After a brief meeting this morning between President Obama and Congressional leaders, the parties emerged resolved that there will be no deal to avoid $85 billion in budget cuts under the moniker of “sequestration.”
The meeting comes a half day after the Senate killed the last two bills aimed at averting the “fiscal cliff.” In an address to the nation immediately following the meeting, Obama warned that these cuts would cause a half-percent drop in economic growth and the loss of 750,000 jobs. “None of this is necessary. It’s happening because a choice that Republicans in Congress have made. They’ve allowed these cuts to happen because they refuse to budge on closing a single wasteful loophole to help reduce the deficit,” the President said, referring to Republicans resistance to raising taxes on high earners.
"Let's make it clear, the president got his tax hike on Jan. 1. The discussion about revenue, in my view, is over. It's about taking on the spending problem in Washington,” said House Majority Leader John Boehner in a press conference shortly after the meeting.
The inability for the parties to get together to avoid what were supposed to be cuts so deep neither side of the aisle could tolerate them, has many worried about another looming economic debate: expiration of the government funding resolution on March 27. Failure to agree to a continuing budget resolution could cause the shutdown of the U.S. government, but in the current climate of partisanship, is even that enough to drive Democrats and Republicans to compromise?
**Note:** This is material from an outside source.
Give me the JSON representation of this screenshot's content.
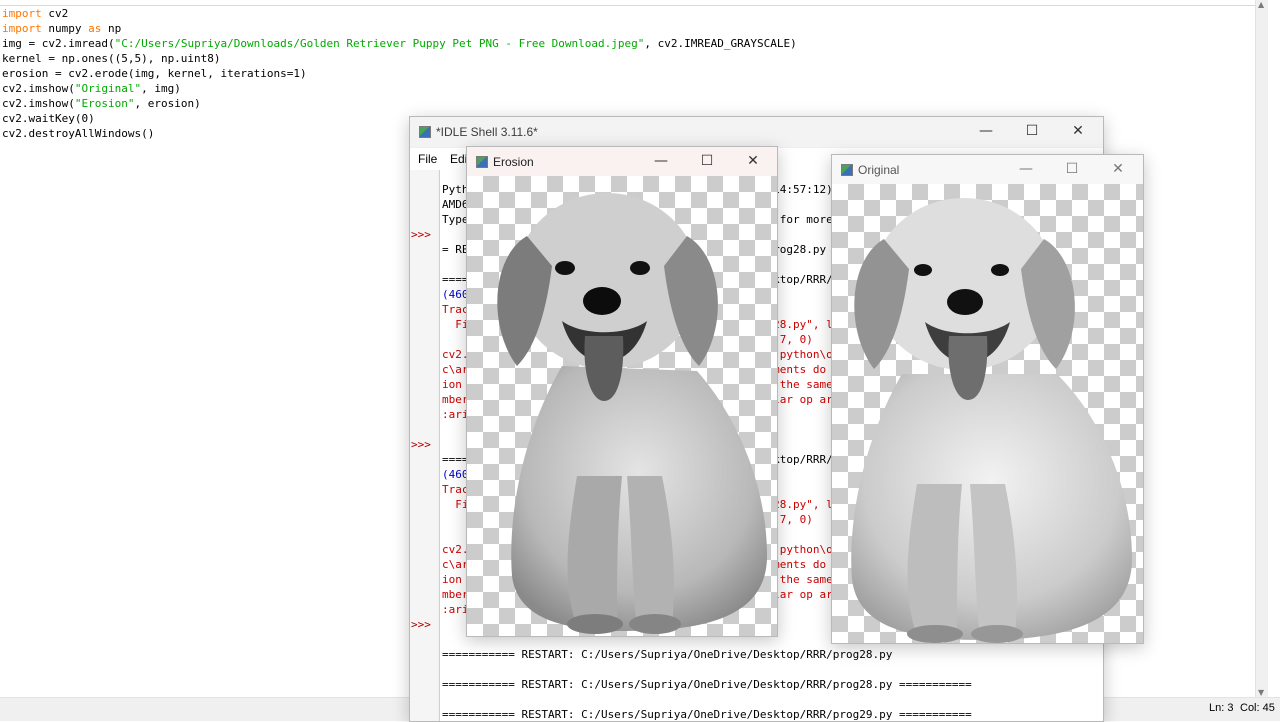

Scott Horsley, NPR White House correspondent
Lisa Mascaro, Congressional Reporter, Los Angeles Times